I believe there are three approaches to genuine Reality which offer some hope of overcoming this nauseating experience of vertigo. First, there is science – which requires a positive and proven answer to the question ‘Does it work?’. Secondly, there are the human sciences – which ask, ‘Are our observations as universally as valid as possible?’. Of course there are limitations here as human relationships and interaction cannot be reduced to statistics. But at least the goal is to move towards that which is as objectively valid as possible.
Then there is the Christian approach to Reality. For me this cannot be a retreat to the literal interpretation of the bible. It cannot be unquestioning obedience to the ‘truth’ that has supposedly been revealed to the architects of doctrine – from the creeds to the thirty-nine articles. Nor can it be an appeal to personal religious experiences which claim to reveal the nature and will of the divine – however vivid or inspiring.
For me, Reality of a religious kind is grounded in the discernment of a way of life, in whatever shape or form, which enables human beings to live and work together as a community of communities – founded on the principles of life, liberation, love and learning (the 4Ls) in their deepest and fullest sense. I do not believe that any religion, claiming the title of ‘Christian’ or not, is authentic and credible as an exemplar of Reality if fails to manifest the 4Ls or is in practice communally closed and exclusive.
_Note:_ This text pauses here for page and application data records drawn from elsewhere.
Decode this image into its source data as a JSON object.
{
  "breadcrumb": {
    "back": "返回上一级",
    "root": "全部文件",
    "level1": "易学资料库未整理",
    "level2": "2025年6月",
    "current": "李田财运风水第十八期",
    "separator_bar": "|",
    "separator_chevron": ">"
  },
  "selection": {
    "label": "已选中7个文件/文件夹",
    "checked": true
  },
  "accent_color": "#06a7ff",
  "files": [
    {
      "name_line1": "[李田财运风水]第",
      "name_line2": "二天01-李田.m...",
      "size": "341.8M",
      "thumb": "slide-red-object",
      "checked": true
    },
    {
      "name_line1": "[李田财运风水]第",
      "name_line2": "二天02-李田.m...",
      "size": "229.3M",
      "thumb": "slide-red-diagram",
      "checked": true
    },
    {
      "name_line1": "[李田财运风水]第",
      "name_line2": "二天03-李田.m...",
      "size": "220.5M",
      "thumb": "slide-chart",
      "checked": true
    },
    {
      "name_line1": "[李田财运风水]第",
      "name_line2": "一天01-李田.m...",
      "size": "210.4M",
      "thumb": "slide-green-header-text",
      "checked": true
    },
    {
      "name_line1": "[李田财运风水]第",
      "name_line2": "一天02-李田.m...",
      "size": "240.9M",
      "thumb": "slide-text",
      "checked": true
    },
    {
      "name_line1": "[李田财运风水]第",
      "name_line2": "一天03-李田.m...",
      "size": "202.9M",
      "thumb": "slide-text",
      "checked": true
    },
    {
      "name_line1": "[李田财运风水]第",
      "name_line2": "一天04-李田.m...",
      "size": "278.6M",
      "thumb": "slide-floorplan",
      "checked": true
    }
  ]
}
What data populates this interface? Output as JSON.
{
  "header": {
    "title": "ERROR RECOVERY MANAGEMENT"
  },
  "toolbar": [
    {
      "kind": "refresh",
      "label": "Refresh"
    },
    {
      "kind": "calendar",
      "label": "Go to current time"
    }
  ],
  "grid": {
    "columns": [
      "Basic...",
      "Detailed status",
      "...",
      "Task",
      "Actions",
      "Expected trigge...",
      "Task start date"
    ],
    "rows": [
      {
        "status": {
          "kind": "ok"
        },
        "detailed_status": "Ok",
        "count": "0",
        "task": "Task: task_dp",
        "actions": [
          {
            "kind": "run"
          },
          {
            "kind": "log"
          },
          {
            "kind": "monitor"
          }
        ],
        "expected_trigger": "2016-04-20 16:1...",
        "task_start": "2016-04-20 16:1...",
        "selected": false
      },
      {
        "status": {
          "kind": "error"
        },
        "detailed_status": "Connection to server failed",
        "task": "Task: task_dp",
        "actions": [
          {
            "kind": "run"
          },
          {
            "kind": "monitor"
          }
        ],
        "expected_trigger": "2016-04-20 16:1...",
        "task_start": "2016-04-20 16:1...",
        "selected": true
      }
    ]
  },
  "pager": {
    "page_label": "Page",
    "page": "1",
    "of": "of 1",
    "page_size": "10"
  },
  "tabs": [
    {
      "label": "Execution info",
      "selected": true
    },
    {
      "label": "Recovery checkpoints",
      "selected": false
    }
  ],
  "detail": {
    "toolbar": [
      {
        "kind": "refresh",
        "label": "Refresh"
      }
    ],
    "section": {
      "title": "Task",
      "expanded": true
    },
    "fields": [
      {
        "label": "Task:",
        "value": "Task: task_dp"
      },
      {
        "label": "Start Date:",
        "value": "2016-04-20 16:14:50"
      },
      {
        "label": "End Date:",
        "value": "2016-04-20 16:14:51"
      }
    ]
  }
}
The test of the validity of any church is not how true it claims to be to the bible, traditional mission statements or the religious experiences of its members. It is whether or not it offers a vision of one world and actual examples of how in practice we might create it.